European Parli­ament urges Norway to stop whaling

21 Σεπτεμβρίου 2017

Last week, a majority of the European Parliament has supported the Party for the Animals’ motion urging Norway to cease its commercial whaling operations. The EU also wants to ensure that whale meat is no longer transported to Japan through EU ports.

“The EU´s verdict puts additional pressure on Norway. Whaling is cruel and constitutes a danger to the existence of these magnificent creatures,” says MEP Anja Hazekamp (Party for the Animals).

Norway, Japan and Iceland refuse to uphold the global whaling ban that came into effect in 1986. Since the ban came into effect, Norway has killed over 13,000 whales, and plans on killing 999 more this year.

Party for the Animals MEP Anja Hazekamp and her colleagues take a stand against whaling

MEPs urge Norway to abide by the International Whaling Commission moratorium and to finally cease its whaling operations. The European Parliament cannot impose a legally binding ban, as Norway is not a member of the EU.

However, Brussels can make sure that Norwegian whale meat is no longer transported to Japan through European ports. Although the buying and selling of whale products is illegal in the EU, transporting whale meat through EU ports is still allowed. A loophole, and one that is eagerly exploited. For instance in October 2016, when just under 3,000 kilos of Norwegian whale meat was shipped to Japan through ports in Germany, France and Malta. Environmental organisations warn that the export of Norwegian whale meat is steadily rising.

The Party for the Animals, supported by the European Parliament, wants a total ban on the shipment of whale products through EU ports. “Whaling has been prohibited for over thirty years. Offering our help with the transport of whale products to countries that disregard international protection measures, is contradictory. A ban on transit will make the trade in whale products more difficult and thereby discourage whaling itself,” according to Party for the Animals MEP Anja Hazekamp.
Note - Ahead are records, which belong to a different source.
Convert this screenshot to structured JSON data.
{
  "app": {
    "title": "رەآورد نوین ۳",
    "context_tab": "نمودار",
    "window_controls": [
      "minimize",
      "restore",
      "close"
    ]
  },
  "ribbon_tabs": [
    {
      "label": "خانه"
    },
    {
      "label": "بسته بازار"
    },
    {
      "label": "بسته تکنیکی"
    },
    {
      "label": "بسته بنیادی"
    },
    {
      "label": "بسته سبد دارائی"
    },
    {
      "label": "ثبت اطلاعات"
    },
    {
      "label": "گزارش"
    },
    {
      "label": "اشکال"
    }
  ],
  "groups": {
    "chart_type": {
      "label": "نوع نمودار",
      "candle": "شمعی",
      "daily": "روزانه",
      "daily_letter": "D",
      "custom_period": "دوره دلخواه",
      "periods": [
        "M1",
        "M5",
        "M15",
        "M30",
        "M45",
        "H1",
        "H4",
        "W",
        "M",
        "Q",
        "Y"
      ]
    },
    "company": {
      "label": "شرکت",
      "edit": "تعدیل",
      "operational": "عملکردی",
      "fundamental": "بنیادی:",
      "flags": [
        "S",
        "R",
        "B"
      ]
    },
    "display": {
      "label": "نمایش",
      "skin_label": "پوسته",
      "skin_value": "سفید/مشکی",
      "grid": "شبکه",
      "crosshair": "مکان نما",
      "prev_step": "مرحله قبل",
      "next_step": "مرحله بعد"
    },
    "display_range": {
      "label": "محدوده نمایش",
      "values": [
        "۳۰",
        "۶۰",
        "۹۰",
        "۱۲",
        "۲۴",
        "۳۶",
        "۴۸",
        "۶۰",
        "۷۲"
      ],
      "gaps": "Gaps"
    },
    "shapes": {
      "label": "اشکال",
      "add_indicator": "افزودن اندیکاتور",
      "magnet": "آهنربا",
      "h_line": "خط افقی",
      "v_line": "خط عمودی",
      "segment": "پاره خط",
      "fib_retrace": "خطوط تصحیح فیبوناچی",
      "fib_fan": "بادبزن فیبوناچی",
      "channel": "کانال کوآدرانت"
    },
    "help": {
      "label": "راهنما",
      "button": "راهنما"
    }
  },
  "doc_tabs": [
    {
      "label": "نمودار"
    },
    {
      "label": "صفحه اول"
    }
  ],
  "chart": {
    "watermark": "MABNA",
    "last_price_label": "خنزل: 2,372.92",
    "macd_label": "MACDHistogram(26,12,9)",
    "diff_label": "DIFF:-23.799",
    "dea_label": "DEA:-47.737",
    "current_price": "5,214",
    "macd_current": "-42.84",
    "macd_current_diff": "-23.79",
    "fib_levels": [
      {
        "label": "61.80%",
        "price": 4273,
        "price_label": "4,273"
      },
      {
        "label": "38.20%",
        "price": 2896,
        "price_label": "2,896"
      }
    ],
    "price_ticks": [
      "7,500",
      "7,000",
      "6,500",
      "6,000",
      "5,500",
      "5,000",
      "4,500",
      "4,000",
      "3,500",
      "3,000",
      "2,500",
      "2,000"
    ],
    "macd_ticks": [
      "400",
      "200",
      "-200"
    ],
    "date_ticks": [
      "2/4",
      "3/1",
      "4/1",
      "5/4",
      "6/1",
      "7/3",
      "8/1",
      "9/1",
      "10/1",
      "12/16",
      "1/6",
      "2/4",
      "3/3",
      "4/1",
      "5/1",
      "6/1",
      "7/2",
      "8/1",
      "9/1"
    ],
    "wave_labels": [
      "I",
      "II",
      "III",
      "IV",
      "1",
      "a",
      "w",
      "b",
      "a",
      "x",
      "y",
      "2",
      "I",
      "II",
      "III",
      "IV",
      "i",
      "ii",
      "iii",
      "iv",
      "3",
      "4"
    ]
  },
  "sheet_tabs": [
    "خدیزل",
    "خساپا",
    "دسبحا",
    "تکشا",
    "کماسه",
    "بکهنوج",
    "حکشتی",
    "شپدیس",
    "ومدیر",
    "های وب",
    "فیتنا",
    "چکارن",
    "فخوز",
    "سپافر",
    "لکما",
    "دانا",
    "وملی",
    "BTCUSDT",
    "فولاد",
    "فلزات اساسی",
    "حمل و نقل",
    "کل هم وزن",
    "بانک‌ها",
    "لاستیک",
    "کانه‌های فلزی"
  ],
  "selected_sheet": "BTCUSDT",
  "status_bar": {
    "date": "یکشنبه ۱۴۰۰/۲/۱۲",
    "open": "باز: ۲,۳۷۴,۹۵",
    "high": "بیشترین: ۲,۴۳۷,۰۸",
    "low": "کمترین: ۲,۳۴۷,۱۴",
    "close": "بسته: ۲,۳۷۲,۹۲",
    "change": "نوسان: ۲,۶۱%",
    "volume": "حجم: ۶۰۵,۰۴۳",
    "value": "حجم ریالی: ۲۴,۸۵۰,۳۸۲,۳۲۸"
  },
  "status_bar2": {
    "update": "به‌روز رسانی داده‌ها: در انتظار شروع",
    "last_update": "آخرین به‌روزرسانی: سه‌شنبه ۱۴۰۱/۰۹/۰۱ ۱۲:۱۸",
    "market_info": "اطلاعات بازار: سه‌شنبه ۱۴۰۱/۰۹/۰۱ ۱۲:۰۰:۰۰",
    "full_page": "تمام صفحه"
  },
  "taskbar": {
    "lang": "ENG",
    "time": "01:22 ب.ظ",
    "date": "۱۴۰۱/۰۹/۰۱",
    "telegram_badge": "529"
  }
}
Now that the European Parliament has supported the Party for the Animals’ proposal, it is up to the European Commission and the 28 EU member states to decide whether there will be an actual ban on transit of whale products.